OsteoBlog : Testicular Pain
Most guys are pretty good at talking about (and reporting) pain in their nether regions.
Much has been done to raise awareness amongst men of various diseases that can effect their reproductive bits and pieces.
This is a brief overview of some of the main conditions that can cause testicular pain and should be used in conjunction with a visit to your GP should you be worried.
This is when the spermatic cord carrying blood to the testicles twists either as a result of trauma, a growth spurt during puberty, or a deformity resulting in excess movement of the testicles within the scrotal sac. Blood flow is affected and the testicles can start to die.
Most common in adolescent males, symptoms include pain and swelling to the scrotum on one or both sides, with one side possibly raised up. You may have abdominal pain, nausea, vomiting, fever and it may be painful to urinate. There may also be blood in the semen.
Torsion is a medical emergency and so help should be sought straight away.
Surgical repair is usually necessary although the cord can be manually untwisted. The testicle can be sown into place to prevent any further rotation.
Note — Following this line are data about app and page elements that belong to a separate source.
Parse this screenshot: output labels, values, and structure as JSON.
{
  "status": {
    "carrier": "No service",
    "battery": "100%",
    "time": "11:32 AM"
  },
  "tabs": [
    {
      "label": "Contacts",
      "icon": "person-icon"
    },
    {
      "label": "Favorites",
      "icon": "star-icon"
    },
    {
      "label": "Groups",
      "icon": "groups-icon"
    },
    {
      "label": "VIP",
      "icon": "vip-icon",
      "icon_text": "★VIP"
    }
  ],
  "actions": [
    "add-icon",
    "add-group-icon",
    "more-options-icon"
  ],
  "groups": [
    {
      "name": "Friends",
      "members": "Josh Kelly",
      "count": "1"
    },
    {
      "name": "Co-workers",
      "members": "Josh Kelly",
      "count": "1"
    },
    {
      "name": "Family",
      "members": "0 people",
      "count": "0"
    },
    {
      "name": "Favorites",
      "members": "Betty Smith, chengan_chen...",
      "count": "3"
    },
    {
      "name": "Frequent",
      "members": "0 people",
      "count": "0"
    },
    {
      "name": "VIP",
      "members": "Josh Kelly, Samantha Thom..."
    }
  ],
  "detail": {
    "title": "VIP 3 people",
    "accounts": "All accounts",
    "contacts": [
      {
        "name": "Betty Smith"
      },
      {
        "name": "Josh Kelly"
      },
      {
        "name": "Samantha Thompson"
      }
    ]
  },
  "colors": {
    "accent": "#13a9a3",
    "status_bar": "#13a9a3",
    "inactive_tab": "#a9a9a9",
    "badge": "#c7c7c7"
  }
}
The epididymis is a coiled tube at the back of the testicle which stores and carries sperm. Epididimytis is an inflammation of these tubes usually caused by infection. It is characterised by sudden pain, tenderness, swelling and heat in the scrotum on one or both sides. This can be accompanied by a build up of fluid called a hydrocele, causing a lump. It may be quite difficult or painful to urinate which could implicate a urinary tract infection as the cause. Other causes include sexually transmitted infection such as chlamydia or gonorrhoea, mumps, trauma to the groin and tuberculosis.
Rest and antibiotics (treating the underlying cause) usually treats the condition successfully.
An inguinal (groin) hernia is when the lower abdominal wall weakens and intestinal tissue can poke through and press on the scrotum, causing pain. See diagram opposite for a better representation.
The bulge is often more painful when coughing or lifting a heavy object.
Although not directly dangerous to health, it does necessitate surgical repair as it is unlikely to heal on its own.
Most common in men aged between 15-35 years, testicular cancer is characterised by a lump or swelling on one of the testicles. This can be accompanied by pain, heaviness and texture change within the scrotum.
Symptoms overlap with other more benign conditions and less than 4% of scrotal lumps turn out to be cancerous.
See your GP at the onset of signs or symptoms to get a full examination and treatment for a better prognosis.
Rupture/ haematocele -
Caused by trauma such as a kick during a fight, fall or sports injuries, the testicles can rupture and bleed. Any bleeding (haematoma) or blood filled area (haematocele) must be located to see if it is coming from the body of the testes or the scrotal sac. An ultrasound can quickly diagnose the location and extent of the damage.
Rest, elevation and ice treatment is usually all that is needed but surgical investigation may be necessary to repair, drain, untwist or remove any trauma site.
Testicular pain can also be a result of a kidney stone on the move or sometimes the cause is unknown (idiopathic).
Below are some links to informative websites that may offer more information.
If you are in any doubt about the cause of your pain please see your GP asap.
The earlier you go, the better the outcome for any cause of symptoms.
For osteopathy in High Wycombe and beyond please call Lucy from OsteoFusion on 07833 321604 or visit www.osteofusion.co.uk
Thanks for reading.